Tain repays exploration on foot. There are many interesting and unusual buildings and hidden-away corners to be found. Many of the major buildings in the town centre, as well as more modest houses and commercial premises, were built by the Maitland family of architects in the late 19th century. Their buildings have a distinctive appearance, and "Maitland-spotting" adds a new dimension to a walk round the town. Maitland buildings in the town centre include the Old Town Hall, the Royal Hotel, the parish church and the museum. There are many others throughout the town, by no means all of which have been identified.
Tain's most prominent building is the Tolbooth at the west end of the High Street.
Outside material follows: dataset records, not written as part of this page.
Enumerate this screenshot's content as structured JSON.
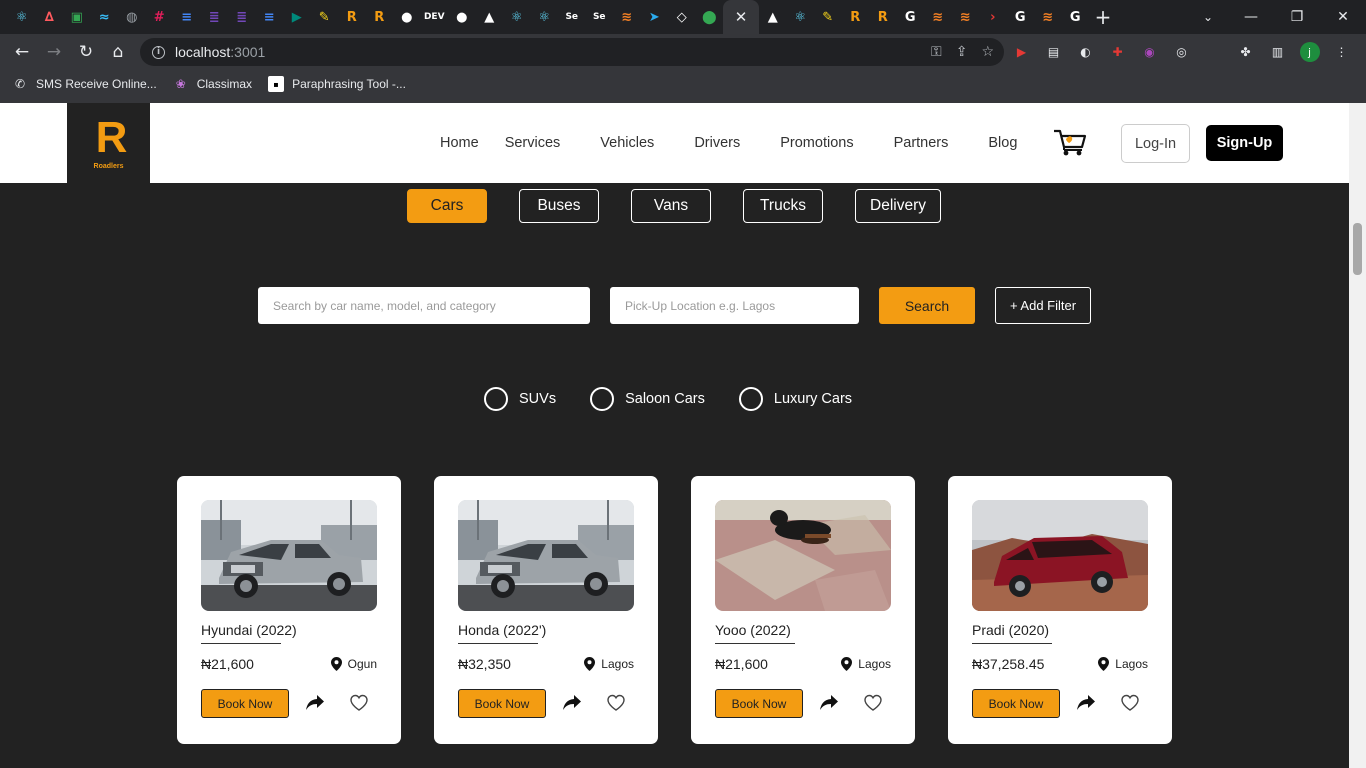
{
  "browser": {
    "url_host": "localhost",
    "url_port": ":3001",
    "active_tab_close": "✕",
    "new_tab": "+",
    "tabs": [
      {
        "icon": "react-icon",
        "color": "#61dafb",
        "glyph": "⚛"
      },
      {
        "icon": "airbnb-icon",
        "color": "#ff5a5f",
        "glyph": "∆"
      },
      {
        "icon": "sheets-icon",
        "color": "#34a853",
        "glyph": "▣"
      },
      {
        "icon": "tailwind-icon",
        "color": "#38bdf8",
        "glyph": "≈"
      },
      {
        "icon": "globe-icon",
        "color": "#9aa0a6",
        "glyph": "◍"
      },
      {
        "icon": "slack-icon",
        "color": "#e01e5a",
        "glyph": "#"
      },
      {
        "icon": "docs-icon",
        "color": "#4285f4",
        "glyph": "≡"
      },
      {
        "icon": "forms-icon",
        "color": "#7248b9",
        "glyph": "≣"
      },
      {
        "icon": "forms-icon",
        "color": "#7248b9",
        "glyph": "≣"
      },
      {
        "icon": "docs-icon",
        "color": "#4285f4",
        "glyph": "≡"
      },
      {
        "icon": "meet-icon",
        "color": "#00897b",
        "glyph": "▶"
      },
      {
        "icon": "note-icon",
        "color": "#f9d71c",
        "glyph": "✎"
      },
      {
        "icon": "roadlers-icon",
        "color": "#f39c12",
        "glyph": "R"
      },
      {
        "icon": "roadlers-icon",
        "color": "#f39c12",
        "glyph": "R"
      },
      {
        "icon": "github-icon",
        "color": "#ffffff",
        "glyph": "●"
      },
      {
        "icon": "dev-icon",
        "color": "#ffffff",
        "glyph": "DEV"
      },
      {
        "icon": "github-icon",
        "color": "#ffffff",
        "glyph": "●"
      },
      {
        "icon": "vercel-icon",
        "color": "#ffffff",
        "glyph": "▲"
      },
      {
        "icon": "react-icon",
        "color": "#61dafb",
        "glyph": "⚛"
      },
      {
        "icon": "react-icon",
        "color": "#61dafb",
        "glyph": "⚛"
      },
      {
        "icon": "selenium-icon",
        "color": "#ffffff",
        "glyph": "Se"
      },
      {
        "icon": "selenium-icon",
        "color": "#ffffff",
        "glyph": "Se"
      },
      {
        "icon": "stackoverflow-icon",
        "color": "#f48024",
        "glyph": "≋"
      },
      {
        "icon": "telegram-icon",
        "color": "#2aabee",
        "glyph": "➤"
      },
      {
        "icon": "codepen-icon",
        "color": "#ffffff",
        "glyph": "◇"
      },
      {
        "icon": "maps-icon",
        "color": "#34a853",
        "glyph": "⬤"
      }
    ],
    "tabs_after": [
      {
        "icon": "vercel-icon",
        "color": "#ffffff",
        "glyph": "▲"
      },
      {
        "icon": "react-icon",
        "color": "#61dafb",
        "glyph": "⚛"
      },
      {
        "icon": "note-icon",
        "color": "#f9d71c",
        "glyph": "✎"
      },
      {
        "icon": "roadlers-icon",
        "color": "#f39c12",
        "glyph": "R"
      },
      {
        "icon": "roadlers-icon",
        "color": "#f39c12",
        "glyph": "R"
      },
      {
        "icon": "google-icon",
        "color": "#ffffff",
        "glyph": "G"
      },
      {
        "icon": "stackoverflow-icon",
        "color": "#f48024",
        "glyph": "≋"
      },
      {
        "icon": "stackoverflow-icon",
        "color": "#f48024",
        "glyph": "≋"
      },
      {
        "icon": "arrow-icon",
        "color": "#e53935",
        "glyph": "›"
      },
      {
        "icon": "google-icon",
        "color": "#ffffff",
        "glyph": "G"
      },
      {
        "icon": "stackoverflow-icon",
        "color": "#f48024",
        "glyph": "≋"
      },
      {
        "icon": "google-icon",
        "color": "#ffffff",
        "glyph": "G"
      }
    ],
    "bookmarks": [
      {
        "label": "SMS Receive Online...",
        "icon": "phone-icon",
        "glyph": "✆"
      },
      {
        "label": "Classimax",
        "icon": "lotus-icon",
        "glyph": "❀"
      },
      {
        "label": "Paraphrasing Tool -...",
        "icon": "page-icon",
        "glyph": "▪"
      }
    ],
    "profile_initial": "j"
  },
  "header": {
    "logo_mark": "R",
    "logo_name": "Roadlers",
    "nav": [
      "Home",
      "Services",
      "Vehicles",
      "Drivers",
      "Promotions",
      "Partners",
      "Blog"
    ],
    "login": "Log-In",
    "signup": "Sign-Up"
  },
  "categories": [
    "Cars",
    "Buses",
    "Vans",
    "Trucks",
    "Delivery"
  ],
  "active_category": "Cars",
  "search": {
    "name_placeholder": "Search by car name, model, and category",
    "location_placeholder": "Pick-Up Location e.g. Lagos",
    "button": "Search",
    "filter_button": "+ Add Filter"
  },
  "car_types": [
    "SUVs",
    "Saloon Cars",
    "Luxury Cars"
  ],
  "cars": [
    {
      "title": "Hyundai (2022)",
      "price": "₦21,600",
      "location": "Ogun",
      "book": "Book Now",
      "image": "truck"
    },
    {
      "title": "Honda (2022')",
      "price": "₦32,350",
      "location": "Lagos",
      "book": "Book Now",
      "image": "truck"
    },
    {
      "title": "Yooo (2022)",
      "price": "₦21,600",
      "location": "Lagos",
      "book": "Book Now",
      "image": "dog"
    },
    {
      "title": "Pradi (2020)",
      "price": "₦37,258.45",
      "location": "Lagos",
      "book": "Book Now",
      "image": "van"
    }
  ],
  "colors": {
    "accent": "#f39c12",
    "page_bg": "#222222",
    "card_bg": "#ffffff"
  }
}
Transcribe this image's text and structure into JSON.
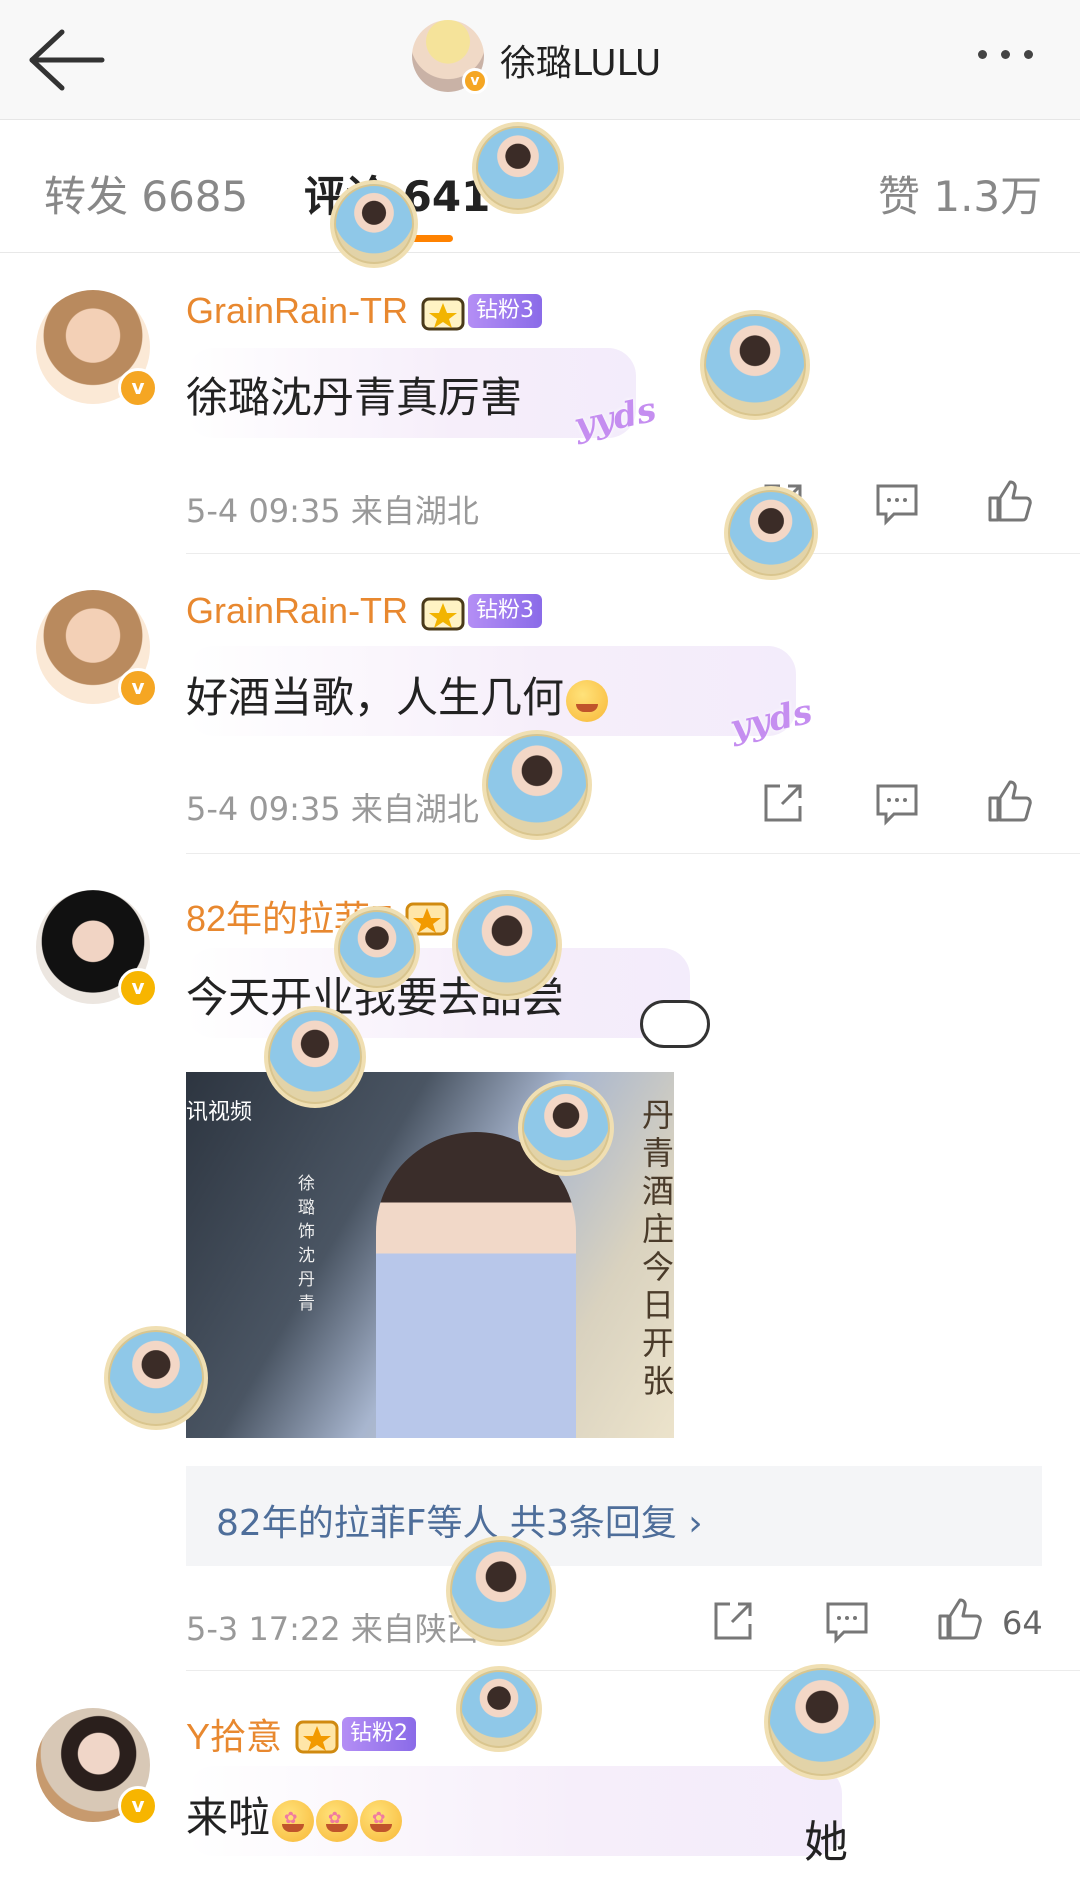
{
  "header": {
    "title": "徐璐LULU",
    "back_icon": "arrow-left-icon",
    "more_icon": "more-horizontal-icon"
  },
  "tabs": [
    {
      "label": "转发 6685"
    },
    {
      "label": "评论 641"
    },
    {
      "label": "赞 1.3万"
    }
  ],
  "accent_color": "#ff8200",
  "comments": [
    {
      "username": "GrainRain-TR",
      "fan_badge": "钻粉3",
      "text": "徐璐沈丹青真厉害",
      "deco": "yyds",
      "meta": "5-4 09:35 来自湖北"
    },
    {
      "username": "GrainRain-TR",
      "fan_badge": "钻粉3",
      "text": "好酒当歌，人生几何",
      "deco": "yyds",
      "meta": "5-4 09:35 来自湖北"
    },
    {
      "username": "82年的拉菲F",
      "text": "今天开业我要去品尝",
      "image": {
        "corner_text": "讯视频",
        "vertical_title": "丹青酒庄今日开张",
        "vertical_name": "徐璐饰沈丹青"
      },
      "replies": "82年的拉菲F等人  共3条回复 ›",
      "meta": "5-3 17:22 来自陕西",
      "like_count": "64"
    },
    {
      "username": "Y拾意",
      "fan_badge": "钻粉2",
      "text": "来啦"
    }
  ],
  "watermark": "她"
}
This was built between 1706 and 1733 by local mason Alexander Stronach. It replaced an earlier tolbooth on roughly the same site and is probably in a similar style to its predecessor, which accounts for its old-fashioned appearance. The tolbooth was built as a prison and a place of safe-keeping for the burgh's charters and arms. The burgh council met in the adjoining council-house which has been rebuilt on a number of occasions, most recently in 1849, with an extension in 1873 by Andrew Maitland.
The upper floors of the tolbooth are reached by a stone turnpike-staircase. In the central turret is a bell made in 1630 by a Dutch bell founder. The first floor of the tolbooth was originally reached by an external forestair. The ground floor served as a pit, or cell for the worst criminals, perhaps only reached by a trapdoor in the first floor.
Just outside the tolbooth is the mercat cross, which once stood in the middle of the High Street and was a great centre of activity. The shaft of the cross was heavily restored in 1895. The base with its unusual chamfered corners is likely to be ancient.
The oldest buildings standing in Tain are the three churches dedicated to St Duthac. St Duthus Collegiate Church was built between 1370 and 1458 to house the shrine of St Duthac. At the Reformation in 1560 it became the parish church until 1815 after which it was abandoned. It was restored to its present form in the 1870s which is when the outstanding stained glass windows were put in. A number of important medieval features remain including a fine sedilia, a piscina and aumbries or lockers to hold the saint's relics.
The pulpit is a 19th century reconstruction of the pulpit installed in the 16th century. Fragments of the original are in the museum. The painted panel on the wall opposite the main door is the front panel of the guildry loft and shows the emblems of the different groups of craftsmen.
At the south east corner of the collegiate church is a roofless Chapel. This 12th century building was an earlier shrine which was seriously damaged by fire in 1427, hastening the completion of the adjacent new church.
Looking towards the north east from the churchyard you can just see the ruins of St Duthac's Chapel on a knoll near the shore. This was believed to have been built on the site of Duthac's birth to house his relics after they were brought from Armargh in 1253. A hermit lived in the chapel and may have had the minor relics in his care.
On the north side of the High Street is the Rose Garden. This was planted with 900 roses in 1966 to mark the 900th anniversary of the 1066 charter and was opened by Her Majesty Queen Elizabeth the Queen Mother.
There are many other historic buildings in the town well worth a visit. Several of them have information panels outside and are covered in the Tain Through Time CD Tour. They include the old academy in Academy Street, now Duthac House, built in 1813; the old parish church off Stafford Street, now the Duthac Centre, built in 1815 to replace the collegiate church and itself superseded by the present parish church in Queen Street, built by the Maitlands in 1892 as the Free Church; and the Old Town Hall in Tower Street, later a cinema and at present awaiting restoration.
Shopping or just browsing? The Tain experience is one you will enjoy.
Tain High Street and the many narrow side streets leading off the town centre have a wide range of shops, catering for all your needs. There are, of course, shops which sell goods catering for your everyday requirements, but there also traditional family run specialist shops which entice you with wares which you 'always were looking for' or just want to add to your collection.
The selection of shops in Tain include bakers, butchers, chemists, banks, greengrocers, supermarkets, off-license, clothes shops, shoe shops, sports shop, craft and gift shops, jewellers, hardware shop, electrical retailers, pet shop, book shop, hairdressers, kitchen fittings and newsagents. There is also a specialist fish shop, health food store, furniture, carpet and bed store, garden centres and nurseries and agricultural machinery supplier. Click here to go to our shops and businesses page.
The range of shops is complemented by the wonderful experience of just wandering around the town centre, appreciating the beautiful architecture and stunning views. Supplement this with a friendly, warm Highland welcome from the staff and you will thoroughly enjoy a relaxing shopping experience.
To add to the traditional and charming market town atmosphere which prevails in Tain there are often market stalls in the town centre, with local voluntary groups selling home baking, organic produce, plants, flowers, and a genuine assortment of goods, to raise funds for local groups and causes.